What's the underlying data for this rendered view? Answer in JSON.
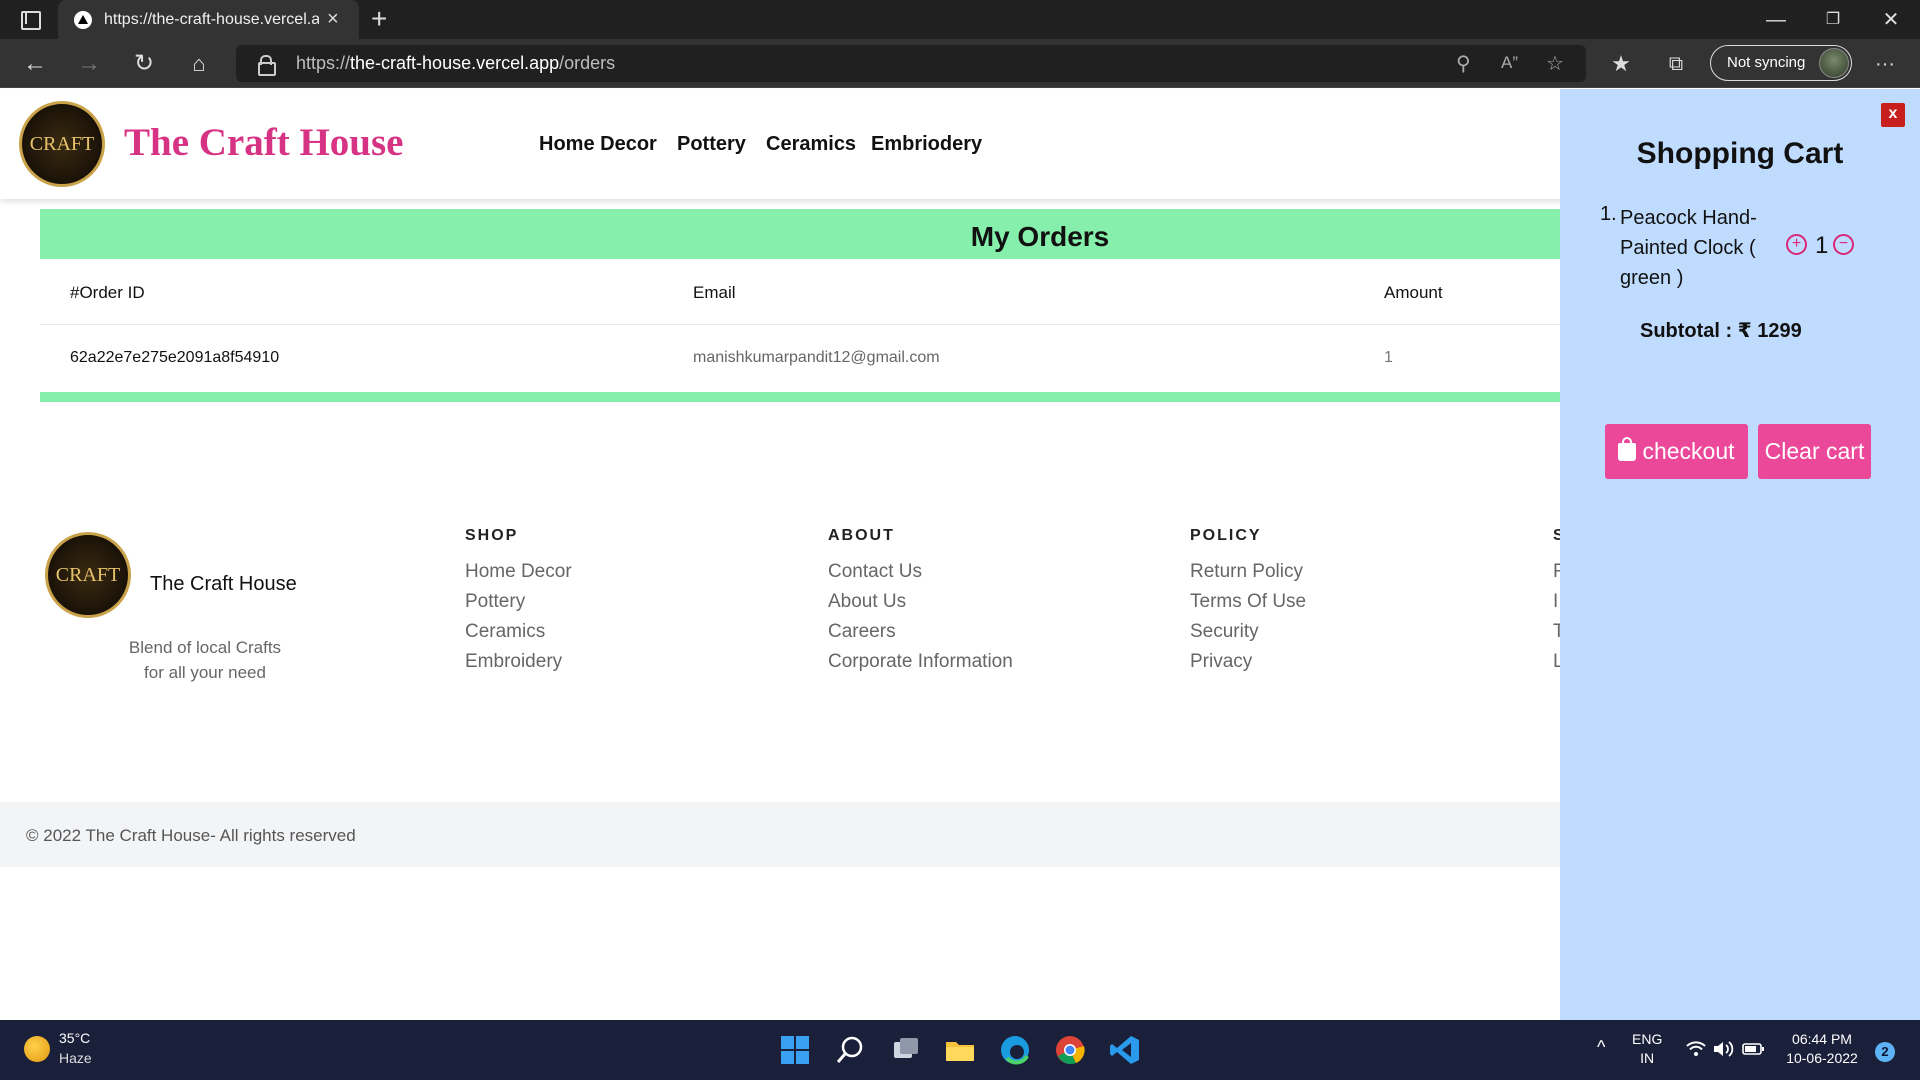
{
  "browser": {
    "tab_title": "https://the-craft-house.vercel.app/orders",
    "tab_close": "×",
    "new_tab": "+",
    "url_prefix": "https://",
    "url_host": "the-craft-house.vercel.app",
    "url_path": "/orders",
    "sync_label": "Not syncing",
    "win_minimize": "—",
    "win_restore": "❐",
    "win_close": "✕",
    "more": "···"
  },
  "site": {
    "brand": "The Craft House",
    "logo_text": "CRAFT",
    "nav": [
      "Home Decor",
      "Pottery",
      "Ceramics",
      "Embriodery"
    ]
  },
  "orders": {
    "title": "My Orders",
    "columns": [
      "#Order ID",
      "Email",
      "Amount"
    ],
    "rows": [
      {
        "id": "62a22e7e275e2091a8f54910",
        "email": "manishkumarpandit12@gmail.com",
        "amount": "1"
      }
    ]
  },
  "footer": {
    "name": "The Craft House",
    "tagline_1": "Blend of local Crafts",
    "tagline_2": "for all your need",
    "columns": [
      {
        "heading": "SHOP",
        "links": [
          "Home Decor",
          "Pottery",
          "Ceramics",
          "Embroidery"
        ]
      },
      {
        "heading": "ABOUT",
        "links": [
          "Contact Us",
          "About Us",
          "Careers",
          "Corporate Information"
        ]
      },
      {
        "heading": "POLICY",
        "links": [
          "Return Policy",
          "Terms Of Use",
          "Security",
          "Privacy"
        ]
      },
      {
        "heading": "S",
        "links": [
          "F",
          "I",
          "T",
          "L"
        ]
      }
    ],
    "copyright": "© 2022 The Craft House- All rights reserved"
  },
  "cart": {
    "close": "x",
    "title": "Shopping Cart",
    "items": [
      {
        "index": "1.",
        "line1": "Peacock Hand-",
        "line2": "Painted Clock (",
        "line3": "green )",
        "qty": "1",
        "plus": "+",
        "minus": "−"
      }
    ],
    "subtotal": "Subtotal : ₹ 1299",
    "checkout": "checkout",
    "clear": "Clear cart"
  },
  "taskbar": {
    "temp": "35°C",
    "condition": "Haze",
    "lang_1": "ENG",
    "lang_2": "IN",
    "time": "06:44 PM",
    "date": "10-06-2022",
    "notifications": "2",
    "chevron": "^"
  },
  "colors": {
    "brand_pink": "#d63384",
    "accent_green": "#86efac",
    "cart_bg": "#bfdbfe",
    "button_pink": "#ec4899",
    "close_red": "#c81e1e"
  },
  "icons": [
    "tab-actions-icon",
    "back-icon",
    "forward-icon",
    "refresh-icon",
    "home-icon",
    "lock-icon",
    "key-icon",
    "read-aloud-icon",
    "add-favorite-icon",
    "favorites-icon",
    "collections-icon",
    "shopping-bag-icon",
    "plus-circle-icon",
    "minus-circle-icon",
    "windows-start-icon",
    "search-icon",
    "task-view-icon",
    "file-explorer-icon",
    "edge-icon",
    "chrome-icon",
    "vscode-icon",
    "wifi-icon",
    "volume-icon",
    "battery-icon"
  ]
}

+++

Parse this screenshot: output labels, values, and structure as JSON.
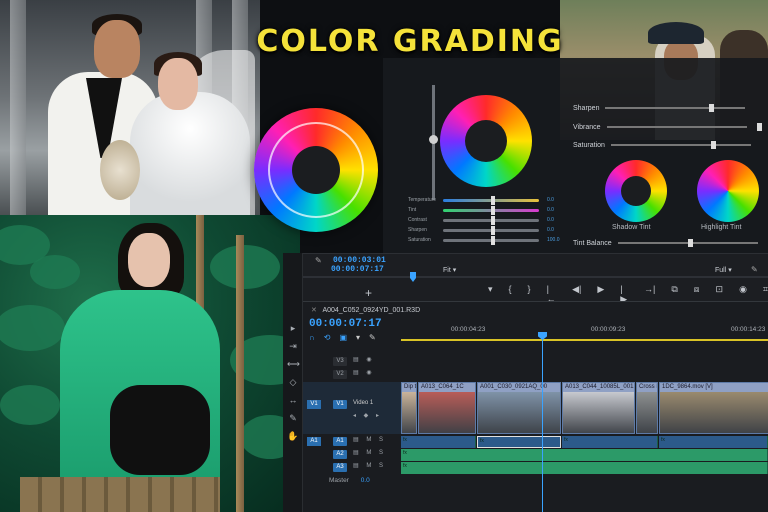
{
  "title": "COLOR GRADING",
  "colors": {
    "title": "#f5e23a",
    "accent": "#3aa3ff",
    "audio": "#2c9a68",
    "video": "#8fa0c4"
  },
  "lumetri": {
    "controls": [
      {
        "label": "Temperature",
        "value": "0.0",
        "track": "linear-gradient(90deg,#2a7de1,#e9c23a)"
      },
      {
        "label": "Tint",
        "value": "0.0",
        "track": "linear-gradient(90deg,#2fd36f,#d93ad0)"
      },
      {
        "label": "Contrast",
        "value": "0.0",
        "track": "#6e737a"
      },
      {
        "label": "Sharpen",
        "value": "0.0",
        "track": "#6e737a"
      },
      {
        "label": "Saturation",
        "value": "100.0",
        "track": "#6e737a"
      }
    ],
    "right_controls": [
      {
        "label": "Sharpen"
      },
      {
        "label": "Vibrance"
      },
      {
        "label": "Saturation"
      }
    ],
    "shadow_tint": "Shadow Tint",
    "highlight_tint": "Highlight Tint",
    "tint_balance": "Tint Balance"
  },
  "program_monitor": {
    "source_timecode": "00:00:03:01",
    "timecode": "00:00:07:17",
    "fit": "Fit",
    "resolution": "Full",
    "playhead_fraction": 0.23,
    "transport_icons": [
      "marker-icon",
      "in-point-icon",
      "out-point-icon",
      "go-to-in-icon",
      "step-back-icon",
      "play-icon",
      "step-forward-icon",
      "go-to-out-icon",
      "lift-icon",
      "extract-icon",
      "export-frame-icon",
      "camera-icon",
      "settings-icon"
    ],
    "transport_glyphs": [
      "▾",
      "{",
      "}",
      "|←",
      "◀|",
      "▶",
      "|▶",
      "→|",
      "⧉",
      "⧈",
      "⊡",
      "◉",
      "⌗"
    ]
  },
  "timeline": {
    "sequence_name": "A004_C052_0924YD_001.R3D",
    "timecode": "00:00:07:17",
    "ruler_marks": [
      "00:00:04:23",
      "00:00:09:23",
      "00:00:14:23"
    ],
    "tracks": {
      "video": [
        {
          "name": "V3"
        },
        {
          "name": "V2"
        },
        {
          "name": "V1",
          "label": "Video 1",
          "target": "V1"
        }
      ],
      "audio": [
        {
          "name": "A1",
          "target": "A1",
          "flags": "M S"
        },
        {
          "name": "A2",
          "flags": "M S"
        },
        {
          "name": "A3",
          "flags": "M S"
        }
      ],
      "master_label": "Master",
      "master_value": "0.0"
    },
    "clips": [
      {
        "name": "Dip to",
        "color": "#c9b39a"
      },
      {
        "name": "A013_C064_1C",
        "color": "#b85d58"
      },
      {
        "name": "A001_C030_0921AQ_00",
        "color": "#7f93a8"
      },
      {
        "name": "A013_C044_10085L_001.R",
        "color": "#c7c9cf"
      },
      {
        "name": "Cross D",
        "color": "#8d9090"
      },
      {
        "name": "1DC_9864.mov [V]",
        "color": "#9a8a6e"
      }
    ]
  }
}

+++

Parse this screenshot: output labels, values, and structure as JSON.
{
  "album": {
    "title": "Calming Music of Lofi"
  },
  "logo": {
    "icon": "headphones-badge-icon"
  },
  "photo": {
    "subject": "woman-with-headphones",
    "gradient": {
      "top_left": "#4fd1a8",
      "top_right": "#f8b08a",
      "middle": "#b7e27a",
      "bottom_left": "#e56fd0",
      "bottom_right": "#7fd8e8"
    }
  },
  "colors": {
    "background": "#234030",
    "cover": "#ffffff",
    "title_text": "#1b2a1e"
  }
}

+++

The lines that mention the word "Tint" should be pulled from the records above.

        "label": "Tint",
    "shadow_tint": "Shadow Tint",
    "highlight_tint": "Highlight Tint",
    "tint_balance": "Tint Balance"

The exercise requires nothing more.